Interface dataset entries:
---*---

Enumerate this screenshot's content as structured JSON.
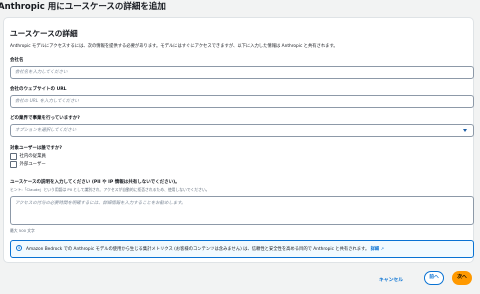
{
  "page": {
    "title": "Anthropic 用にユースケースの詳細を追加"
  },
  "card": {
    "title": "ユースケースの詳細",
    "description": "Anthropic モデルにアクセスするには、次の情報を提供する必要があります。モデルにはすぐにアクセスできますが、以下に入力した情報は Anthropic と共有されます。"
  },
  "fields": {
    "company_name": {
      "label": "会社名",
      "placeholder": "会社名を入力してください",
      "value": ""
    },
    "company_url": {
      "label": "会社のウェブサイトの URL",
      "placeholder": "会社の URL を入力してください",
      "value": ""
    },
    "industry": {
      "label": "どの業界で事業を行っていますか?",
      "placeholder": "オプションを選択してください",
      "value": ""
    },
    "target_users": {
      "label": "対象ユーザーは誰ですか?",
      "options": [
        {
          "label": "社内の従業員",
          "checked": false
        },
        {
          "label": "外部ユーザー",
          "checked": false
        }
      ]
    },
    "use_case": {
      "label": "ユースケースの説明を入力してください (PII や IP 情報は共有しないでください)。",
      "hint": "ヒント:「Claude」という用語は PII として識別され、アクセスが自動的に拒否されるため、使用しないでください。",
      "placeholder": "アクセスの付与の必要時間を明確するには、詳細情報を入力することをお勧めします。",
      "value": "",
      "char_limit": "最大 500 文字"
    }
  },
  "info": {
    "text": "Amazon Bedrock での Anthropic モデルの使用から生じる集計メトリクス (お客様のコンテンツは含みません) は、信頼性と安全性を高める目的で Anthropic と共有されます。",
    "link_label": "詳細",
    "icon": "info-icon",
    "link_icon": "external-link-icon"
  },
  "actions": {
    "cancel_label": "キャンセル",
    "prev_label": "前へ",
    "next_label": "次へ"
  },
  "colors": {
    "accent": "#0972d3",
    "primary_button": "#ff9900",
    "background": "#f2f3f3"
  }
}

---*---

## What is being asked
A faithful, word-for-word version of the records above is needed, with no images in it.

## Task output
Enumerate this screenshot's content as structured JSON.
{
  "page": {
    "title": "Anthropic 用にユースケースの詳細を追加"
  },
  "card": {
    "title": "ユースケースの詳細",
    "description": "Anthropic モデルにアクセスするには、次の情報を提供する必要があります。モデルにはすぐにアクセスできますが、以下に入力した情報は Anthropic と共有されます。"
  },
  "fields": {
    "company_name": {
      "label": "会社名",
      "placeholder": "会社名を入力してください",
      "value": ""
    },
    "company_url": {
      "label": "会社のウェブサイトの URL",
      "placeholder": "会社の URL を入力してください",
      "value": ""
    },
    "industry": {
      "label": "どの業界で事業を行っていますか?",
      "placeholder": "オプションを選択してください",
      "value": ""
    },
    "target_users": {
      "label": "対象ユーザーは誰ですか?",
      "options": [
        {
          "label": "社内の従業員",
          "checked": false
        },
        {
          "label": "外部ユーザー",
          "checked": false
        }
      ]
    },
    "use_case": {
      "label": "ユースケースの説明を入力してください (PII や IP 情報は共有しないでください)。",
      "hint": "ヒント:「Claude」という用語は PII として識別され、アクセスが自動的に拒否されるため、使用しないでください。",
      "placeholder": "アクセスの付与の必要時間を明確するには、詳細情報を入力することをお勧めします。",
      "value": "",
      "char_limit": "最大 500 文字"
    }
  },
  "info": {
    "text": "Amazon Bedrock での Anthropic モデルの使用から生じる集計メトリクス (お客様のコンテンツは含みません) は、信頼性と安全性を高める目的で Anthropic と共有されます。",
    "link_label": "詳細",
    "icon": "info-icon",
    "link_icon": "external-link-icon"
  },
  "actions": {
    "cancel_label": "キャンセル",
    "prev_label": "前へ",
    "next_label": "次へ"
  },
  "colors": {
    "accent": "#0972d3",
    "primary_button": "#ff9900",
    "background": "#f2f3f3"
  }
}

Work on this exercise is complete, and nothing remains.